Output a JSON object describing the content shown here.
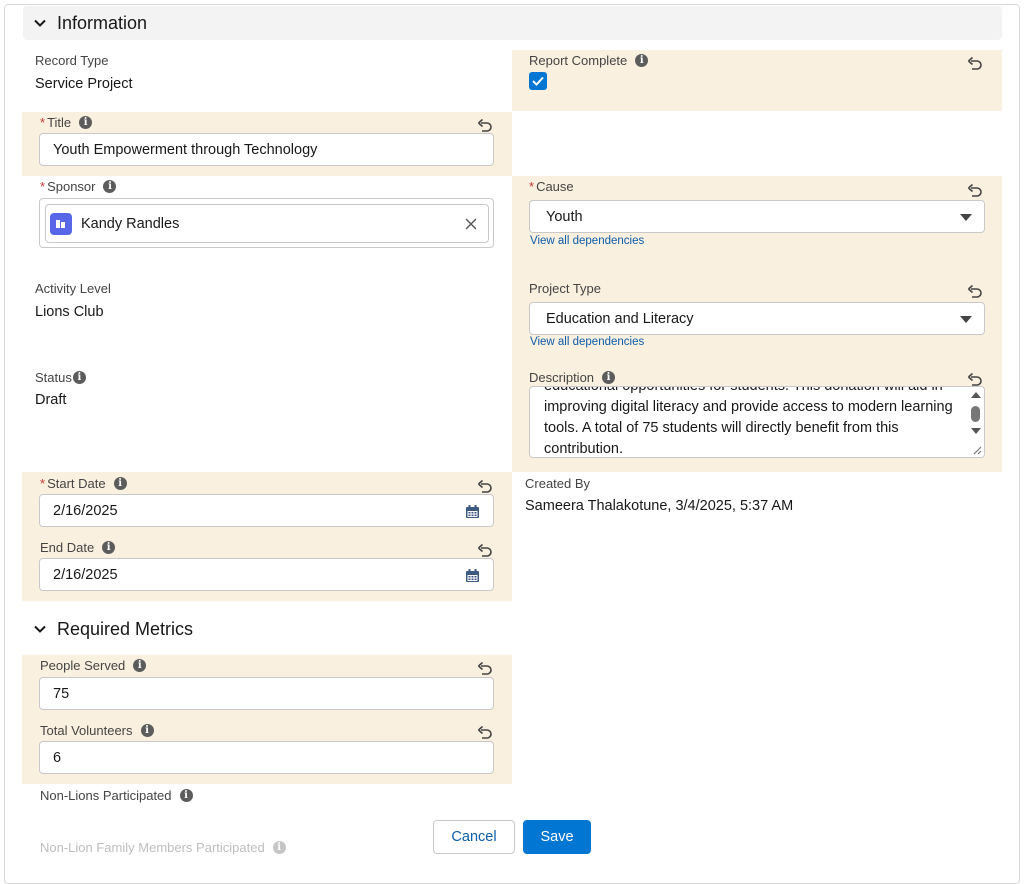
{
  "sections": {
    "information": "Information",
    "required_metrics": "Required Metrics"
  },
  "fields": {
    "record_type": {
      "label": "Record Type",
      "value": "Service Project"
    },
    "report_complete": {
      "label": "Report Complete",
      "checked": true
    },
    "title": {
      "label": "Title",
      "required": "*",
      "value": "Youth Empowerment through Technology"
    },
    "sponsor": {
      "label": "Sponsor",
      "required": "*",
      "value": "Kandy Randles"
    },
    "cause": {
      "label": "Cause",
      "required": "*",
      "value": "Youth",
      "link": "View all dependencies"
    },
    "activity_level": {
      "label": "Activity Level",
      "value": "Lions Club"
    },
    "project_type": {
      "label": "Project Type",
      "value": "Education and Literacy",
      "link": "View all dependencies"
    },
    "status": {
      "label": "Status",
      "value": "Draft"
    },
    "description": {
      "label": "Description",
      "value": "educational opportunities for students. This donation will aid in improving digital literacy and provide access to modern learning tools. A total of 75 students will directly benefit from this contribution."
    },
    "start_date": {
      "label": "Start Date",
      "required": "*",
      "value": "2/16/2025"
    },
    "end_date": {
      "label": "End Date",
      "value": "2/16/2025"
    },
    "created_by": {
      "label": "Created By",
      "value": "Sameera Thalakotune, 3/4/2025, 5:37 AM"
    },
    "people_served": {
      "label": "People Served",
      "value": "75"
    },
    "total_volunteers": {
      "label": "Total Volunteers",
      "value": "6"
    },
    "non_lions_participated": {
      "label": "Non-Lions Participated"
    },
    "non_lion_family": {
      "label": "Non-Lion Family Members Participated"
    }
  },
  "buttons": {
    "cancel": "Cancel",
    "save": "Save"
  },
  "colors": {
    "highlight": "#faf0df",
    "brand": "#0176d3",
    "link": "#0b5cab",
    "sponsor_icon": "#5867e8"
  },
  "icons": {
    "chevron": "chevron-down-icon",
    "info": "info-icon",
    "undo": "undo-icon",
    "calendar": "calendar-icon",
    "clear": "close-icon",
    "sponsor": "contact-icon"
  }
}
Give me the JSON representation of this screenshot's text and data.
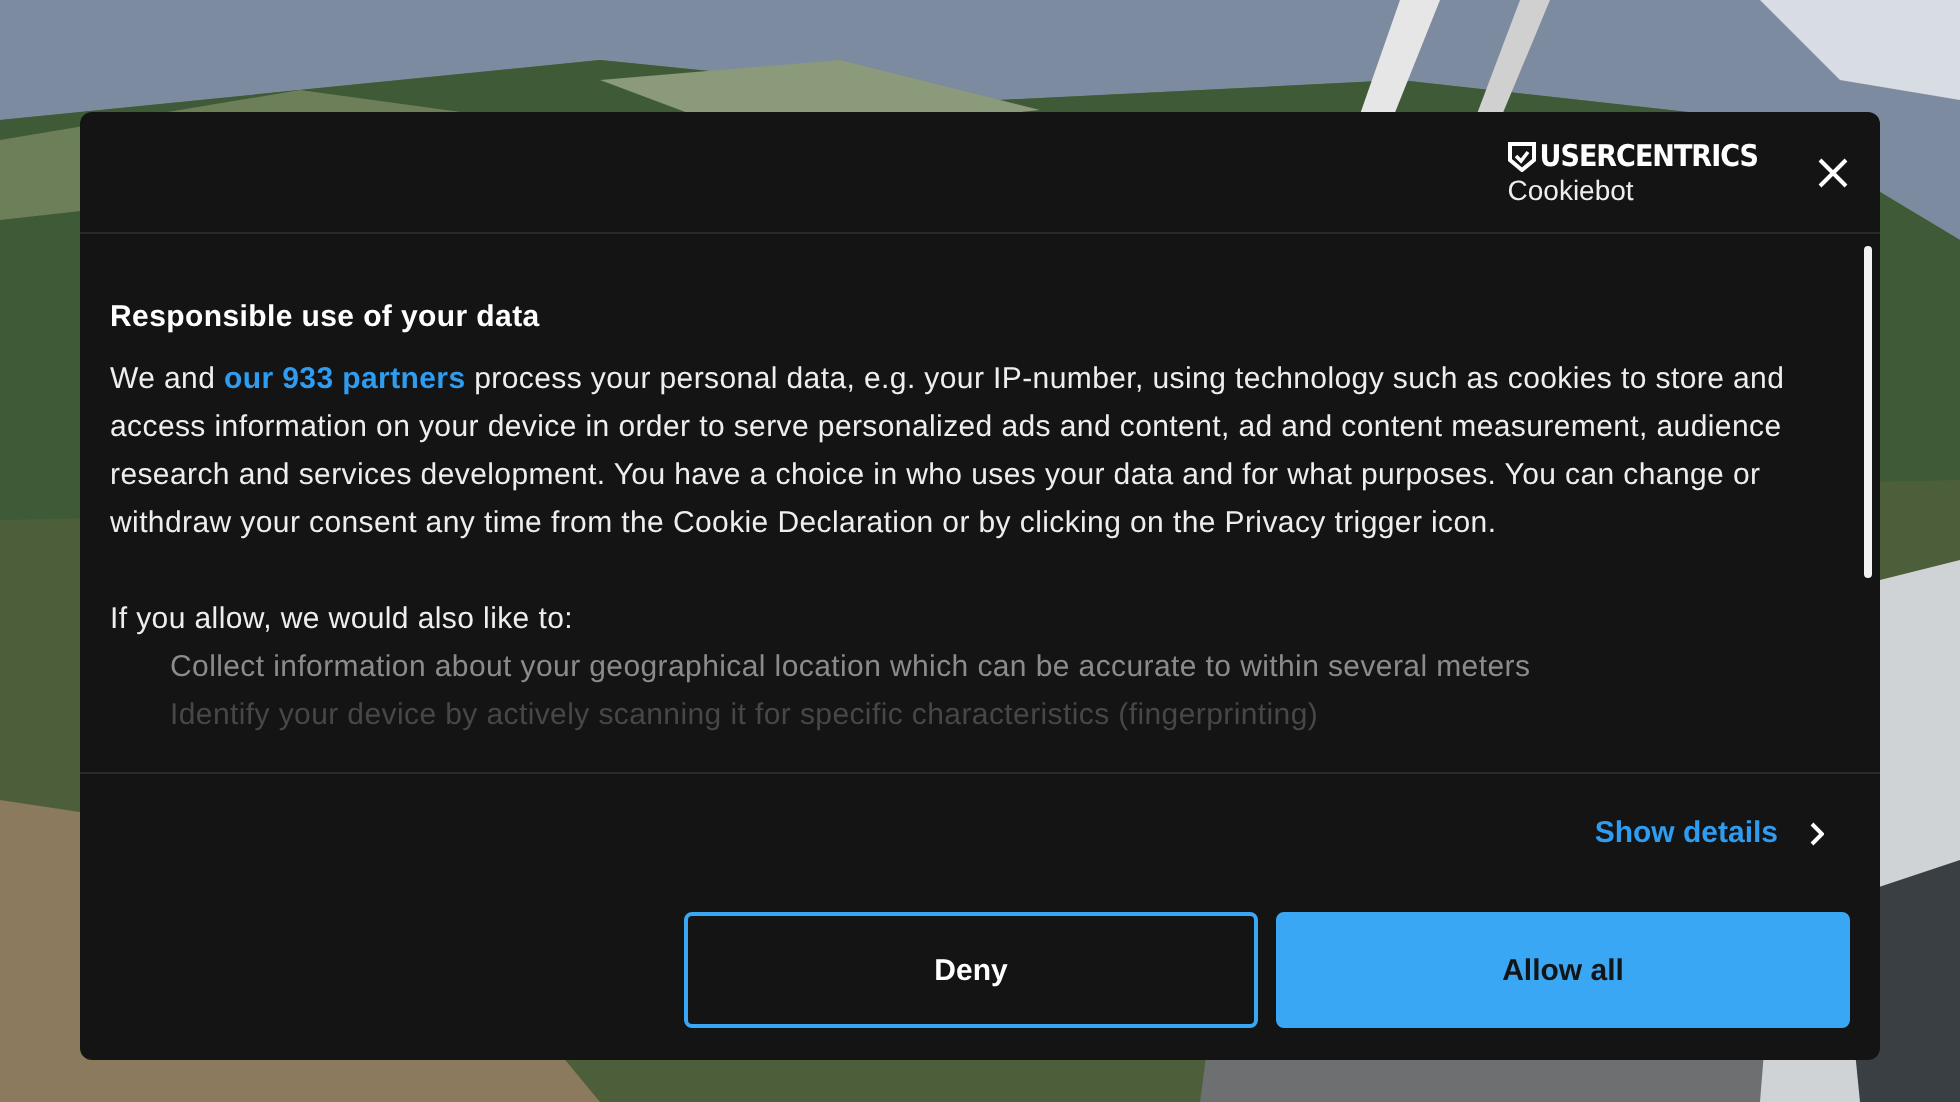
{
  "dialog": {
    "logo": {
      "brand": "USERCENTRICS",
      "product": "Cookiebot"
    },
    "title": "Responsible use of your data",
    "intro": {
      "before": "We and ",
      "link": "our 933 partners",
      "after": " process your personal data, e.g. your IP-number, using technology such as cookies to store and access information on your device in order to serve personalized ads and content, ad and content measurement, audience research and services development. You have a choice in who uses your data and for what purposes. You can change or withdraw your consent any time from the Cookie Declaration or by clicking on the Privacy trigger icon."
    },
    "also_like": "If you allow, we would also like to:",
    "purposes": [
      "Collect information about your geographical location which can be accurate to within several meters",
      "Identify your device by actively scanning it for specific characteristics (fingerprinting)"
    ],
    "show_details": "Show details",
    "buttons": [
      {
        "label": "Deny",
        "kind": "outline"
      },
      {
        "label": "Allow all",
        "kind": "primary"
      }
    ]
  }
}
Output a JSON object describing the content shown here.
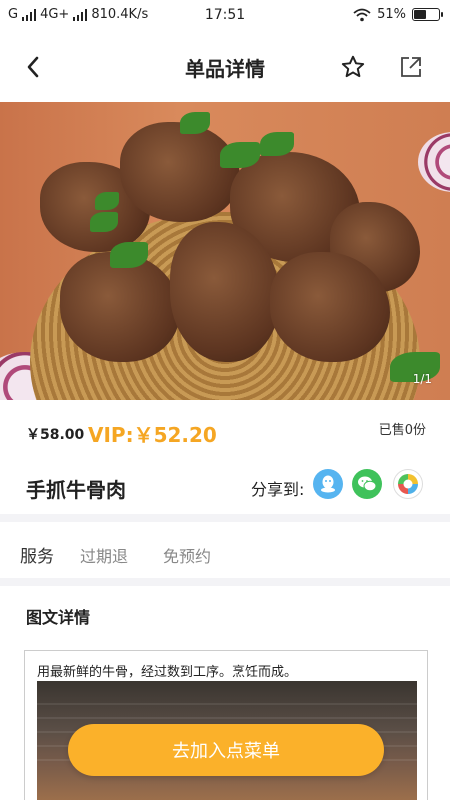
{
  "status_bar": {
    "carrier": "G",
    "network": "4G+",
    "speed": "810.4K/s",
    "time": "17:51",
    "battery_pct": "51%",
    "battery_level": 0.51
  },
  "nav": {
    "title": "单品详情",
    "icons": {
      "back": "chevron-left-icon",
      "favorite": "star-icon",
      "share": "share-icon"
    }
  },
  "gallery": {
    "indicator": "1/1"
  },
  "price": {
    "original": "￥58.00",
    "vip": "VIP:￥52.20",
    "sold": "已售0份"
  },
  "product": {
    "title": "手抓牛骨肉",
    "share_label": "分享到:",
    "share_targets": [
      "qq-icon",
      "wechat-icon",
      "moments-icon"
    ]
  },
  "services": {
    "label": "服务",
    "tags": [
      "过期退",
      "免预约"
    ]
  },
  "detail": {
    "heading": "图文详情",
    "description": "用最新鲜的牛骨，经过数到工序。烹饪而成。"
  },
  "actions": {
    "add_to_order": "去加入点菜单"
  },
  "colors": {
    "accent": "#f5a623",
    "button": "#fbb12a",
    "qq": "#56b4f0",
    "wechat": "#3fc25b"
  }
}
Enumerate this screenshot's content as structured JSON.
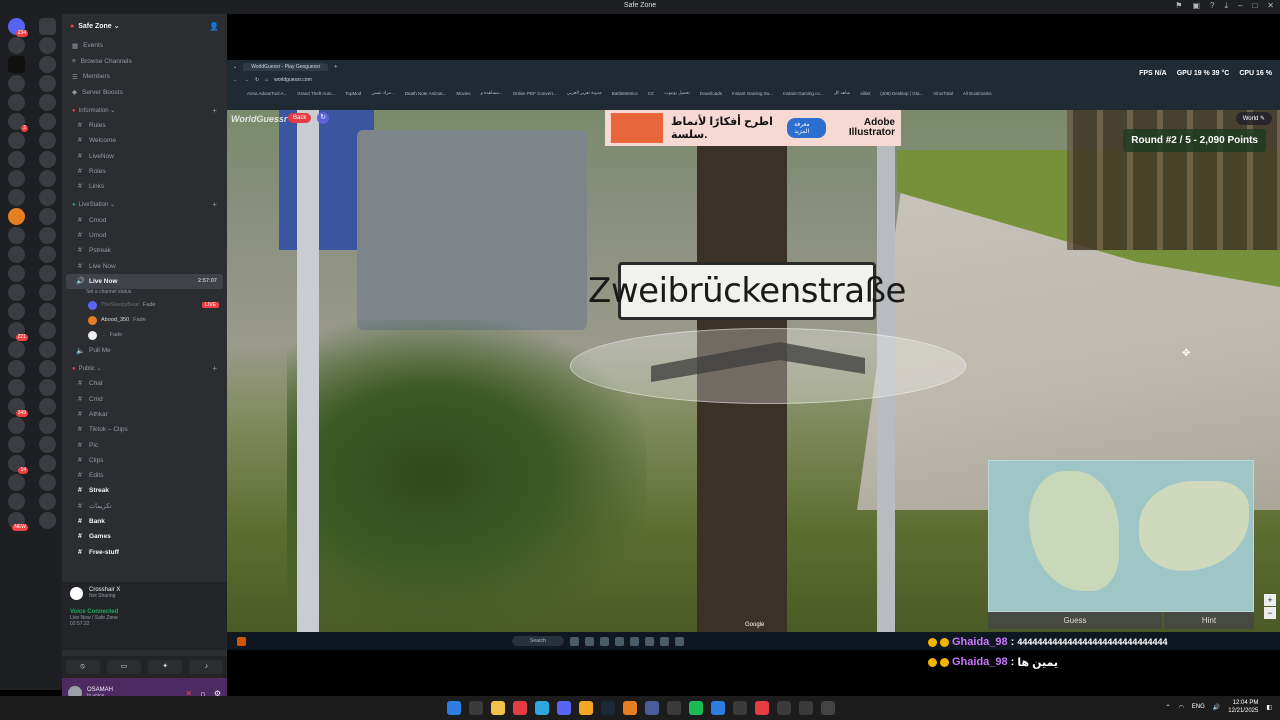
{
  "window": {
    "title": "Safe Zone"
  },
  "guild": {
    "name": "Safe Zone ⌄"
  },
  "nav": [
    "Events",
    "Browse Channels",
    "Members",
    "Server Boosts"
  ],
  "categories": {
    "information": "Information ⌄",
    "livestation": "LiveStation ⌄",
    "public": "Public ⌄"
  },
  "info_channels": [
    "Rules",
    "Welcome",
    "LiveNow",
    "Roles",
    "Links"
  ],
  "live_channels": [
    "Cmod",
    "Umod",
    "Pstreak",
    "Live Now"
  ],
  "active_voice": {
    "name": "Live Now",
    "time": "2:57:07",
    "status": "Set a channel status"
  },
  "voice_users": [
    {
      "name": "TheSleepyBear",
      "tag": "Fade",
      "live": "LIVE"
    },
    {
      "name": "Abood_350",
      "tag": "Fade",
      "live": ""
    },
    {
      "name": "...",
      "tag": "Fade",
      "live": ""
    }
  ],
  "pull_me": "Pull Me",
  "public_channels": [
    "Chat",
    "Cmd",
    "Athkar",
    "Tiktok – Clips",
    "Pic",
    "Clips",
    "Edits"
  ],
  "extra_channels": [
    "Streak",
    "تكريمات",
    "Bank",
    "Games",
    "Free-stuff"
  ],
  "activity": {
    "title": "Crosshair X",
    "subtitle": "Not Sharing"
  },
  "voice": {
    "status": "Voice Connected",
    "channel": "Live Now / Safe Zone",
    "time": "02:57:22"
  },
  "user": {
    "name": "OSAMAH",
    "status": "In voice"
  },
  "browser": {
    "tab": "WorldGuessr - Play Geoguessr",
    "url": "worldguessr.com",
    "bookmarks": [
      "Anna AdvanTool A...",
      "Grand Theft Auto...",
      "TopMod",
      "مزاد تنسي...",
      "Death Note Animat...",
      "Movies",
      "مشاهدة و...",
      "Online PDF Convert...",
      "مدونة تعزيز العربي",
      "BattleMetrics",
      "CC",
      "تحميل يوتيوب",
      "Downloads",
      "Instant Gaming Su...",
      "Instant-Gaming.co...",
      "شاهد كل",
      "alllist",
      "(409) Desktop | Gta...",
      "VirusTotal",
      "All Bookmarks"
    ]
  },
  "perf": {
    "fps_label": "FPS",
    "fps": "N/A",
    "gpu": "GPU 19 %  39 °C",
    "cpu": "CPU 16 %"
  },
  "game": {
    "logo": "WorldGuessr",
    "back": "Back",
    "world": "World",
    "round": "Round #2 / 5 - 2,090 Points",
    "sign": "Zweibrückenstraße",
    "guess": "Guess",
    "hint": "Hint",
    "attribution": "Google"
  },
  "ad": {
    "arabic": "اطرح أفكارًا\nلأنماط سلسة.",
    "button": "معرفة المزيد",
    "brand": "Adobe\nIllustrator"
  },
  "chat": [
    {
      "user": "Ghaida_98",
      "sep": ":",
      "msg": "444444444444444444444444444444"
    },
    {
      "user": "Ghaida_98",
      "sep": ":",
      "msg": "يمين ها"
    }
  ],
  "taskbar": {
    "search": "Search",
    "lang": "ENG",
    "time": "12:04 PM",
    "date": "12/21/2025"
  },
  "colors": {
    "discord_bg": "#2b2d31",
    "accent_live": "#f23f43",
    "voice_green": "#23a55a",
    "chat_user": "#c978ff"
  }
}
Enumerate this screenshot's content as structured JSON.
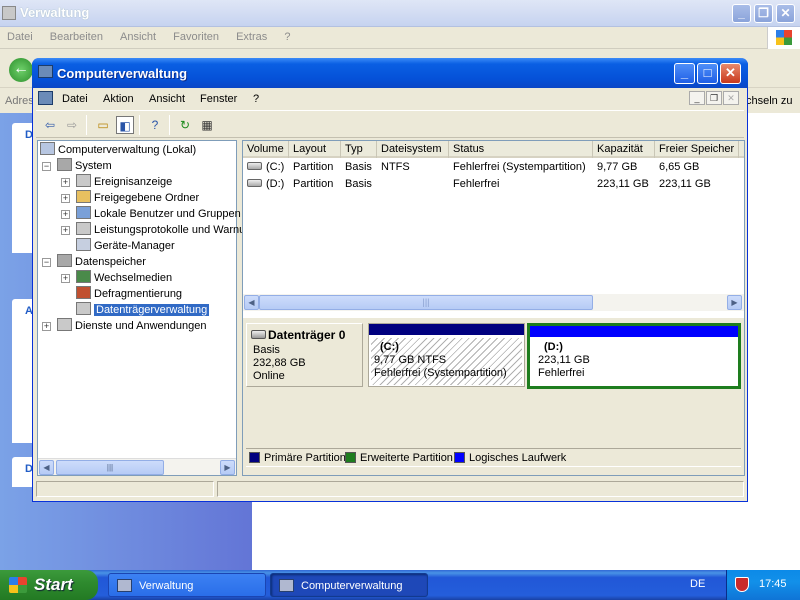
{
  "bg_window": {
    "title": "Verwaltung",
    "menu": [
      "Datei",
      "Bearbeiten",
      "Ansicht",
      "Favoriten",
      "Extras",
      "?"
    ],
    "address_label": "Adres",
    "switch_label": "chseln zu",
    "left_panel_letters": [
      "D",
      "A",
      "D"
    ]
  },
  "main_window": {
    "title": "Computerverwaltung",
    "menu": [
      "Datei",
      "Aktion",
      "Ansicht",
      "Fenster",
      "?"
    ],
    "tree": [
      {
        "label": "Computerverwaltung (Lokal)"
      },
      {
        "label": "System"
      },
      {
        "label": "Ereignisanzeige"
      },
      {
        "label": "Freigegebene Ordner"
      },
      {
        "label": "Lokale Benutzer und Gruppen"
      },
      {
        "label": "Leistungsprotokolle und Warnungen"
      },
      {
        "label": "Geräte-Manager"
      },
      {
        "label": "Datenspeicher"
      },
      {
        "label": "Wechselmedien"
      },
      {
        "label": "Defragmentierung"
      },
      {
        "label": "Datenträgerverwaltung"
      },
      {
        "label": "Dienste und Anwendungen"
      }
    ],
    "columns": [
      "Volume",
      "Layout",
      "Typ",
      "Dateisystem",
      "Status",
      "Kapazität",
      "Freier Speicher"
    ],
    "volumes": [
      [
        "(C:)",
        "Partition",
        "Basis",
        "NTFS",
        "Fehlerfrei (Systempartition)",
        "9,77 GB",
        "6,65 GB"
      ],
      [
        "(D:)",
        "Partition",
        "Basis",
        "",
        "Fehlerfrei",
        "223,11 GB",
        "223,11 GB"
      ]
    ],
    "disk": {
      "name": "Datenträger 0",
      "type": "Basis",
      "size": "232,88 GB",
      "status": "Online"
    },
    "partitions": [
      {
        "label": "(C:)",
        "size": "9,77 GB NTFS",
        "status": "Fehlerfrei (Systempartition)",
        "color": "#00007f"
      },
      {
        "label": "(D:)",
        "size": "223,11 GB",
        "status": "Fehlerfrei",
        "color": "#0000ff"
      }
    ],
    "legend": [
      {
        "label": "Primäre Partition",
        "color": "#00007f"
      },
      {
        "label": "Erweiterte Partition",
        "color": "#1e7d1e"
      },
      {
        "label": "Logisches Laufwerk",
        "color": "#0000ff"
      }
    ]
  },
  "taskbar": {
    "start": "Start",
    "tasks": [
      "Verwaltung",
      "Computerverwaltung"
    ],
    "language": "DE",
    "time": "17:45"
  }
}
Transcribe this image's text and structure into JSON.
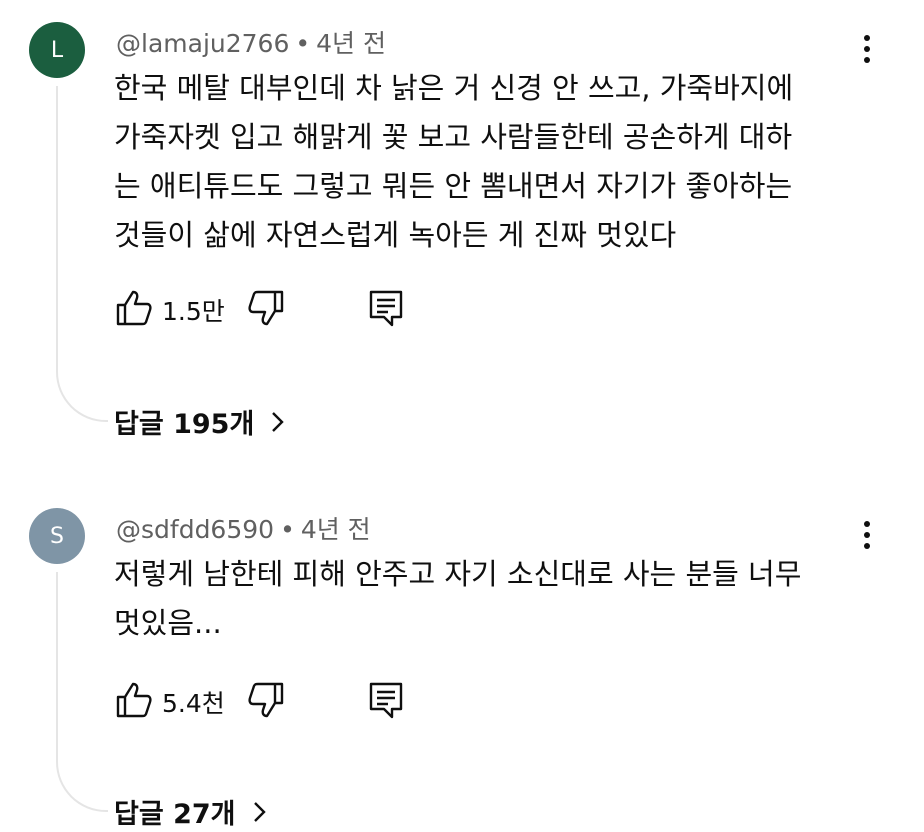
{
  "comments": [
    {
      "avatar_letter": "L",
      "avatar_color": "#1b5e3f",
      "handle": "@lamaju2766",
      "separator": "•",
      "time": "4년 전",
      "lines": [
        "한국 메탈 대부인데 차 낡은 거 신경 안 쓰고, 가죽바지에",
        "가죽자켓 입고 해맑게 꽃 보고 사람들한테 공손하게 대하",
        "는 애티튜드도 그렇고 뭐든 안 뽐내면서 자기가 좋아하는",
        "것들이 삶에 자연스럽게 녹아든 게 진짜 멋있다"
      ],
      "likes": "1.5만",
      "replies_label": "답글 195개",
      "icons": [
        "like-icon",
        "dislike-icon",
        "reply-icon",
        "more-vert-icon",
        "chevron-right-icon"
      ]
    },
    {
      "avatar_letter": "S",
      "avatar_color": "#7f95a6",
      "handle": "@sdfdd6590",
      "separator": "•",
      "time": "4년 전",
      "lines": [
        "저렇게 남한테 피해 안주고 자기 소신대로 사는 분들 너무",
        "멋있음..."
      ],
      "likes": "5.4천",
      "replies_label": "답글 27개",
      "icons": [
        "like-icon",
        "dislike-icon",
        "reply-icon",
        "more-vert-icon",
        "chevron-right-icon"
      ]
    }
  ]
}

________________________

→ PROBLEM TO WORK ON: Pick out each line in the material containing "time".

→ ANSWER BELOW:
      "after": " process your personal data, e.g. your IP-number, using technology such as cookies to store and access information on your device in order to serve personalized ads and content, ad and content measurement, audience research and services development. You have a choice in who uses your data and for what purposes. You can change or withdraw your consent any time from the Cookie Declaration or by clicking on the Privacy trigger icon."
    "time": "17:51",
    "time": "2:57:07",
    "time": "02:57:22"
    "time": "12:04 PM",
    "time": "17:45"
      "time": "4년 전",
      "time": "4년 전",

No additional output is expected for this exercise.